EXERCISE PROMPT:
Print each entry in full, word for word, with no pictures in the result.

Component data from apps and pages:
☆ ☆ ☆ ☆
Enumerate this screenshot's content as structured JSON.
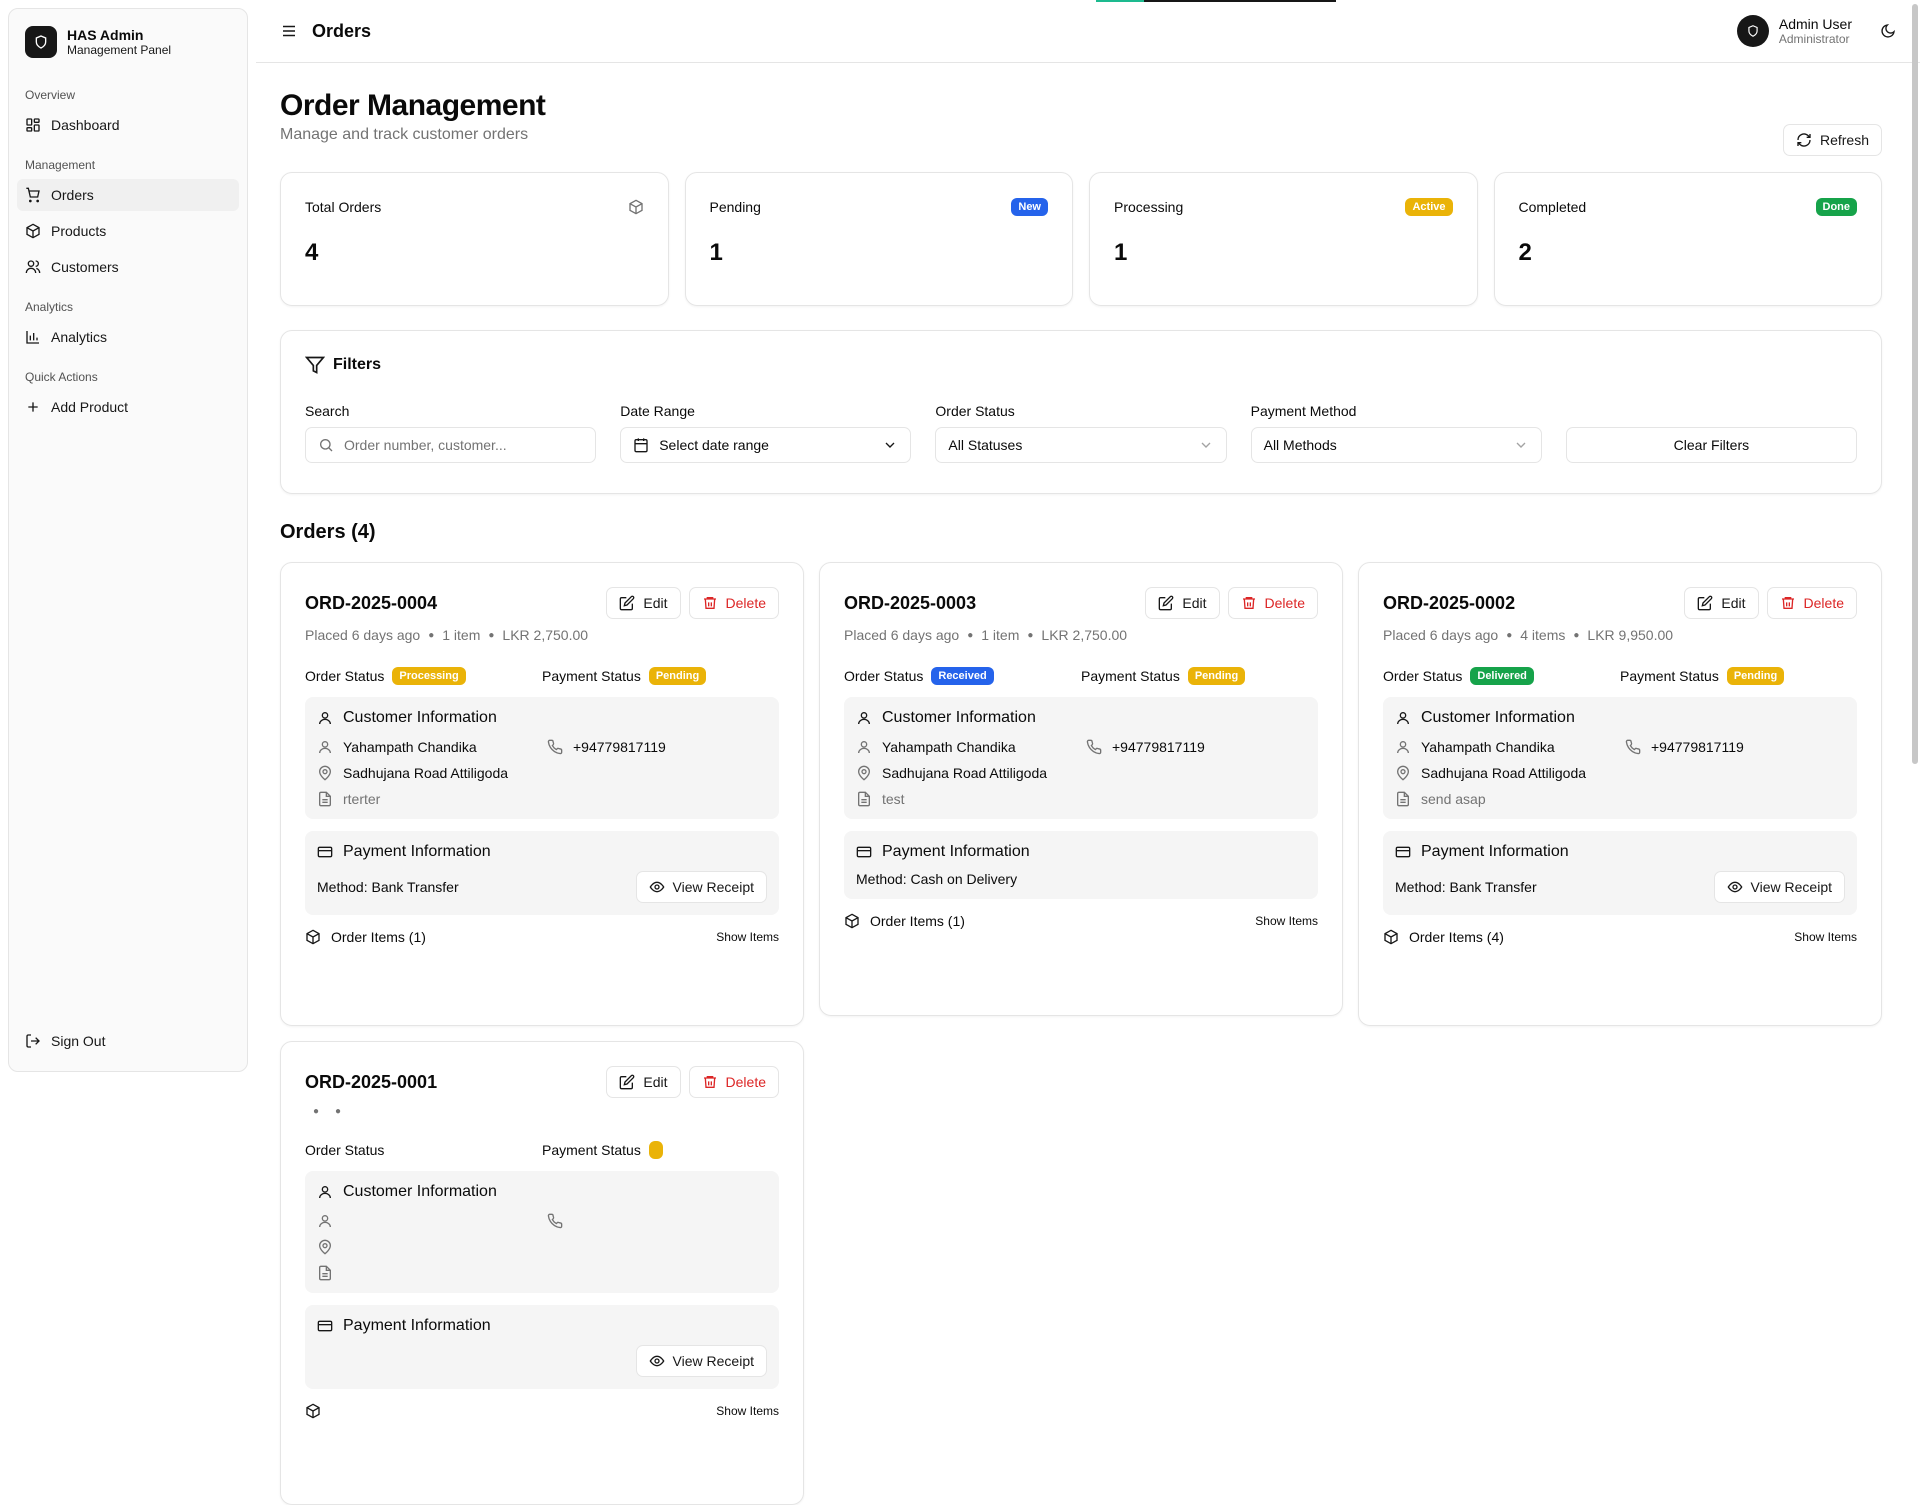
{
  "sidebar": {
    "brand_title": "HAS Admin",
    "brand_sub": "Management Panel",
    "groups": [
      {
        "label": "Overview",
        "items": [
          {
            "label": "Dashboard",
            "icon": "grid-icon"
          }
        ]
      },
      {
        "label": "Management",
        "items": [
          {
            "label": "Orders",
            "icon": "cart-icon"
          },
          {
            "label": "Products",
            "icon": "package-icon"
          },
          {
            "label": "Customers",
            "icon": "users-icon"
          }
        ]
      },
      {
        "label": "Analytics",
        "items": [
          {
            "label": "Analytics",
            "icon": "bar-chart-icon"
          }
        ]
      },
      {
        "label": "Quick Actions",
        "items": [
          {
            "label": "Add Product",
            "icon": "plus-icon"
          }
        ]
      }
    ],
    "sign_out": "Sign Out"
  },
  "header": {
    "title": "Orders",
    "user_name": "Admin User",
    "user_role": "Administrator"
  },
  "page": {
    "title": "Order Management",
    "subtitle": "Manage and track customer orders",
    "refresh_label": "Refresh"
  },
  "stats": [
    {
      "label": "Total Orders",
      "value": "4",
      "badge": ""
    },
    {
      "label": "Pending",
      "value": "1",
      "badge": "New"
    },
    {
      "label": "Processing",
      "value": "1",
      "badge": "Active"
    },
    {
      "label": "Completed",
      "value": "2",
      "badge": "Done"
    }
  ],
  "filters": {
    "title": "Filters",
    "search_label": "Search",
    "search_placeholder": "Order number, customer...",
    "date_label": "Date Range",
    "date_value": "Select date range",
    "status_label": "Order Status",
    "status_value": "All Statuses",
    "payment_label": "Payment Method",
    "payment_value": "All Methods",
    "clear_label": "Clear Filters"
  },
  "orders_title": "Orders (4)",
  "card_labels": {
    "edit": "Edit",
    "delete": "Delete",
    "order_status": "Order Status",
    "payment_status": "Payment Status",
    "customer_info": "Customer Information",
    "payment_info": "Payment Information",
    "view_receipt": "View Receipt",
    "show_items": "Show Items"
  },
  "orders": [
    {
      "number": "ORD-2025-0004",
      "placed": "Placed 6 days ago",
      "items": "1 item",
      "total": "LKR 2,750.00",
      "order_status": "Processing",
      "payment_status": "Pending",
      "customer": "Yahampath Chandika",
      "phone": "+94779817119",
      "address": "Sadhujana Road Attiligoda",
      "note": "rterter",
      "method": "Method: Bank Transfer",
      "order_items": "Order Items (1)"
    },
    {
      "number": "ORD-2025-0003",
      "placed": "Placed 6 days ago",
      "items": "1 item",
      "total": "LKR 2,750.00",
      "order_status": "Received",
      "payment_status": "Pending",
      "customer": "Yahampath Chandika",
      "phone": "+94779817119",
      "address": "Sadhujana Road Attiligoda",
      "note": "test",
      "method": "Method: Cash on Delivery",
      "order_items": "Order Items (1)"
    },
    {
      "number": "ORD-2025-0002",
      "placed": "Placed 6 days ago",
      "items": "4 items",
      "total": "LKR 9,950.00",
      "order_status": "Delivered",
      "payment_status": "Pending",
      "customer": "Yahampath Chandika",
      "phone": "+94779817119",
      "address": "Sadhujana Road Attiligoda",
      "note": "send asap",
      "method": "Method: Bank Transfer",
      "order_items": "Order Items (4)"
    },
    {
      "number": "ORD-2025-0001",
      "placed": "",
      "items": "",
      "total": "",
      "order_status": "",
      "payment_status": "",
      "customer": "",
      "phone": "",
      "address": "",
      "note": "",
      "method": "",
      "order_items": ""
    }
  ],
  "colors": {
    "accent": "#171717",
    "blue_badge": "#2563eb",
    "amber_badge": "#eab308",
    "green_badge": "#16a34a",
    "danger": "#dc2626"
  }
}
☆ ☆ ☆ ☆
SOLVED PROBLEM:
Enumerate this screenshot's content as structured JSON.
{
  "sidebar": {
    "brand_title": "HAS Admin",
    "brand_sub": "Management Panel",
    "groups": [
      {
        "label": "Overview",
        "items": [
          {
            "label": "Dashboard",
            "icon": "grid-icon"
          }
        ]
      },
      {
        "label": "Management",
        "items": [
          {
            "label": "Orders",
            "icon": "cart-icon"
          },
          {
            "label": "Products",
            "icon": "package-icon"
          },
          {
            "label": "Customers",
            "icon": "users-icon"
          }
        ]
      },
      {
        "label": "Analytics",
        "items": [
          {
            "label": "Analytics",
            "icon": "bar-chart-icon"
          }
        ]
      },
      {
        "label": "Quick Actions",
        "items": [
          {
            "label": "Add Product",
            "icon": "plus-icon"
          }
        ]
      }
    ],
    "sign_out": "Sign Out"
  },
  "header": {
    "title": "Orders",
    "user_name": "Admin User",
    "user_role": "Administrator"
  },
  "page": {
    "title": "Order Management",
    "subtitle": "Manage and track customer orders",
    "refresh_label": "Refresh"
  },
  "stats": [
    {
      "label": "Total Orders",
      "value": "4",
      "badge": ""
    },
    {
      "label": "Pending",
      "value": "1",
      "badge": "New"
    },
    {
      "label": "Processing",
      "value": "1",
      "badge": "Active"
    },
    {
      "label": "Completed",
      "value": "2",
      "badge": "Done"
    }
  ],
  "filters": {
    "title": "Filters",
    "search_label": "Search",
    "search_placeholder": "Order number, customer...",
    "date_label": "Date Range",
    "date_value": "Select date range",
    "status_label": "Order Status",
    "status_value": "All Statuses",
    "payment_label": "Payment Method",
    "payment_value": "All Methods",
    "clear_label": "Clear Filters"
  },
  "orders_title": "Orders (4)",
  "card_labels": {
    "edit": "Edit",
    "delete": "Delete",
    "order_status": "Order Status",
    "payment_status": "Payment Status",
    "customer_info": "Customer Information",
    "payment_info": "Payment Information",
    "view_receipt": "View Receipt",
    "show_items": "Show Items"
  },
  "orders": [
    {
      "number": "ORD-2025-0004",
      "placed": "Placed 6 days ago",
      "items": "1 item",
      "total": "LKR 2,750.00",
      "order_status": "Processing",
      "payment_status": "Pending",
      "customer": "Yahampath Chandika",
      "phone": "+94779817119",
      "address": "Sadhujana Road Attiligoda",
      "note": "rterter",
      "method": "Method: Bank Transfer",
      "order_items": "Order Items (1)"
    },
    {
      "number": "ORD-2025-0003",
      "placed": "Placed 6 days ago",
      "items": "1 item",
      "total": "LKR 2,750.00",
      "order_status": "Received",
      "payment_status": "Pending",
      "customer": "Yahampath Chandika",
      "phone": "+94779817119",
      "address": "Sadhujana Road Attiligoda",
      "note": "test",
      "method": "Method: Cash on Delivery",
      "order_items": "Order Items (1)"
    },
    {
      "number": "ORD-2025-0002",
      "placed": "Placed 6 days ago",
      "items": "4 items",
      "total": "LKR 9,950.00",
      "order_status": "Delivered",
      "payment_status": "Pending",
      "customer": "Yahampath Chandika",
      "phone": "+94779817119",
      "address": "Sadhujana Road Attiligoda",
      "note": "send asap",
      "method": "Method: Bank Transfer",
      "order_items": "Order Items (4)"
    },
    {
      "number": "ORD-2025-0001",
      "placed": "",
      "items": "",
      "total": "",
      "order_status": "",
      "payment_status": "",
      "customer": "",
      "phone": "",
      "address": "",
      "note": "",
      "method": "",
      "order_items": ""
    }
  ],
  "colors": {
    "accent": "#171717",
    "blue_badge": "#2563eb",
    "amber_badge": "#eab308",
    "green_badge": "#16a34a",
    "danger": "#dc2626"
  }
}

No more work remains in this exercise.